Gary Dourdan: Yeah, I’ve been there. A few times. I do a few different things. One of the things I do is… I have the law of detachment working for me where I recognize that if I’m not too invested in it, if I’ve attached myself so much to it that I cannot be natural or I cannot relax, then I start to detach myself. To the point of wanting to predict the outcome of the engagement, on wanting to do a really good job. I detach myself from all of those desires and I just try to get back into the work itself and just piece by piece build it back together, you know? I think sometimes we get lost in how we may be perceived, or we get lost in trying to predict how it may come out and we lose a sense of ourselves and we lose a sense of our confidence and we lose our sense of grounding. So, I detach myself from all of those desires and I just get back into the work again, just piece by piece. Looking at the dialogue piece by piece, the crafting of the character, about what I’m finding that I like about the character. I stop judging the character and really go into just building that character back up.
Depending on what kind of role, it can take some time, but that’s one of the things I do. And I call it, if I may, I don’t like to cuss in publications but it’s kind of like a New York ‘f— it’ attitude. You just say, “F— it.” I do that in auditions sometimes and I also do that on camera sometimes, where I might be flubbing a line or I might be having a hard time with the lines. Maybe I’m working with actors that I admire or intimidate me and then I have to go and get centered and just get a New York ‘f— it’ attitude about it and go, “F— it” and just relax and breathe.
Another actor who taught me that is Chazz Palminteri. He said, “There’s three things, Gary: It’s relaxing, breathing, listening and reacting.” And every time I would do a scene with him, he’d have another tip to throw at me. I love working with more experienced actors because they always raise the bar for me. And that’s how working with Andy Garcia and Ernie Hudson was in this film.
You’ve mentioned theater a couple times. One was last what was the last show that you did?
Gary Dourdan: It’s been a while. I did it touring production two years ago? It was kind of a comedy and that was fun because I got to see cities that I hadn’t really spent any time in like Cleveland and DC. It didn’t last long; it was just a couple of months run but it was just good to get the engine rolling again. You recognize and remember how it is before you get on stage, your preparation time. And then once it opens, once the curtain call is happening, you’re in it and you’re waiting for your cue and your nerves are going. It’s a great feeling.
What’s been your worst audition?
Gary Dourdan: I think my audition for Hamilton was probably the worst audition that they’ve probably ever seen. I didn’t have a lot of time to prepare and I discovered at that audition that I was a terrible rapper.
That’s a great time to discover that.

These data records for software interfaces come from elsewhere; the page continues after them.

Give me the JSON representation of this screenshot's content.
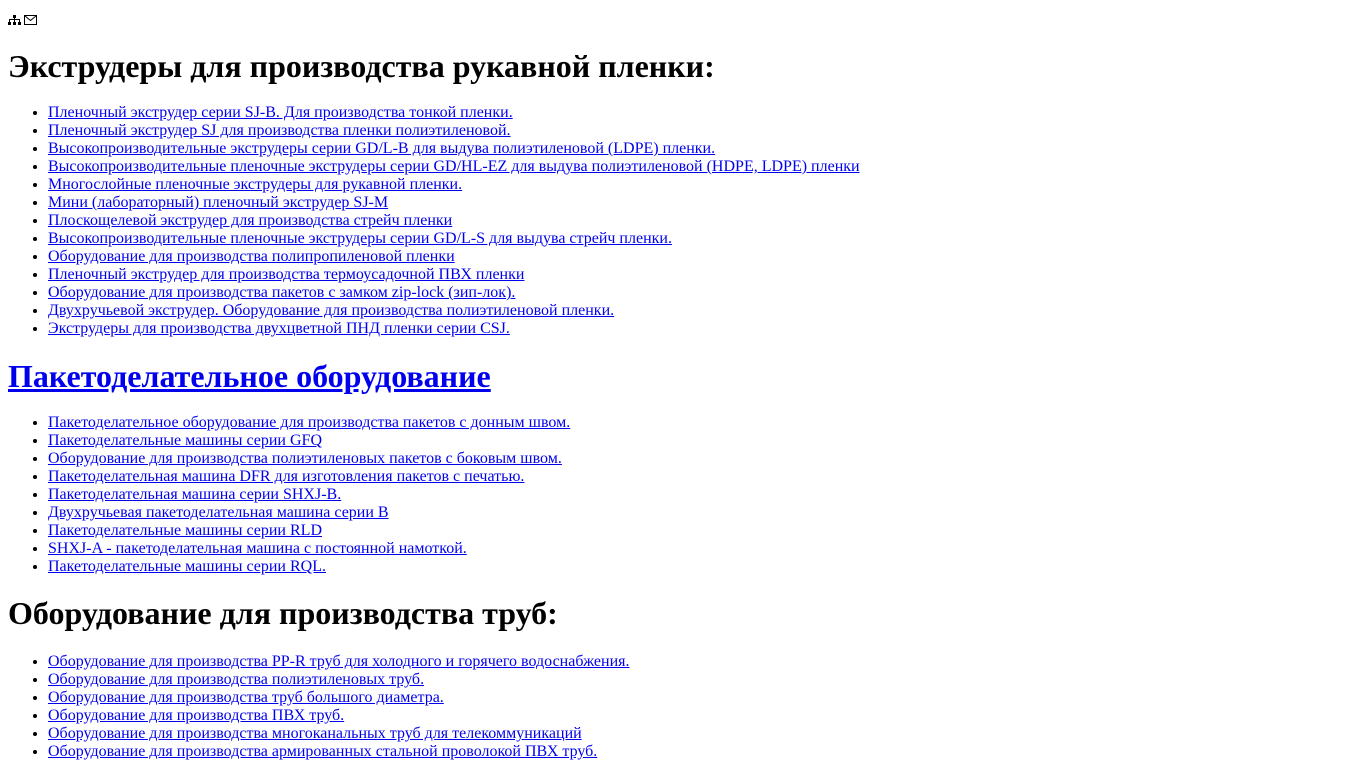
{
  "header": {
    "sitemap_icon": "sitemap-icon",
    "mail_icon": "envelope-icon"
  },
  "sections": [
    {
      "title": "Экструдеры для производства рукавной пленки:",
      "items": [
        "Пленочный экструдер серии SJ-B. Для производства тонкой пленки.",
        "Пленочный экструдер SJ для производства пленки полиэтиленовой.",
        "Высокопроизводительные экструдеры серии GD/L-B для выдува полиэтиленовой (LDPE) пленки.",
        "Высокопроизводительные пленочные экструдеры серии GD/HL-EZ для выдува полиэтиленовой (HDPE, LDPE) пленки",
        "Многослойные пленочные экструдеры для рукавной пленки.",
        "Мини (лабораторный) пленочный экструдер SJ-M",
        "Плоскощелевой экструдер для производства стрейч пленки",
        "Высокопроизводительные пленочные экструдеры серии GD/L-S для выдува стрейч пленки.",
        "Оборудование для производства полипропиленовой пленки",
        "Пленочный экструдер для производства термоусадочной ПВХ пленки",
        "Оборудование для производства пакетов с замком zip-lock (зип-лок).",
        "Двухручьевой экструдер. Оборудование для производства полиэтиленовой пленки.",
        "Экструдеры для производства двухцветной ПНД пленки серии CSJ."
      ]
    },
    {
      "title": "Пакетоделательное оборудование",
      "items": [
        "Пакетоделательное оборудование для производства пакетов с донным швом.",
        "Пакетоделательные машины серии GFQ",
        "Оборудование для производства полиэтиленовых пакетов с боковым швом.",
        "Пакетоделательная машина DFR для изготовления пакетов с печатью.",
        "Пакетоделательная машина серии SHXJ-B.",
        "Двухручьевая пакетоделательная машина серии B",
        "Пакетоделательные машины серии RLD",
        "SHXJ-A - пакетоделательная машина с постоянной намоткой.",
        "Пакетоделательные машины серии RQL."
      ]
    },
    {
      "title": "Оборудование для производства труб:",
      "items": [
        "Оборудование для производства PP-R труб для холодного и горячего водоснабжения.",
        "Оборудование для производства полиэтиленовых труб.",
        "Оборудование для производства труб большого диаметра.",
        "Оборудование для производства ПВХ труб.",
        "Оборудование для производства многоканальных труб для телекоммуникаций",
        "Оборудование для производства армированных стальной проволокой ПВХ труб."
      ]
    }
  ],
  "colors": {
    "link": "#0000ee",
    "text": "#000000",
    "background": "#ffffff"
  }
}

Gary Dourdan: [laughs] Yeah, that was a great time to discover that in the audition room. Like I said, I didn’t have a lot of time to prepare with the piano accompaniment, so I sucked pretty bad. And I laugh about it now but during the time and anyone who’s ever had a bad audition, they know what I’m talking about: the sweaty palms, the choked-up voice when you’re trying to hit a note, it was all of that. And it wasn’t that long ago, so it’s never too late to suck. You’re never too old to suck.
But like a friend of mine once said, and this is a great quote: Dare to suck.
The best advice of all though is just be prepared before you walk in there and so you don’t waste somebody’s time. Just prepare.
Redemption Day is now available on Amazon and most streaming platforms.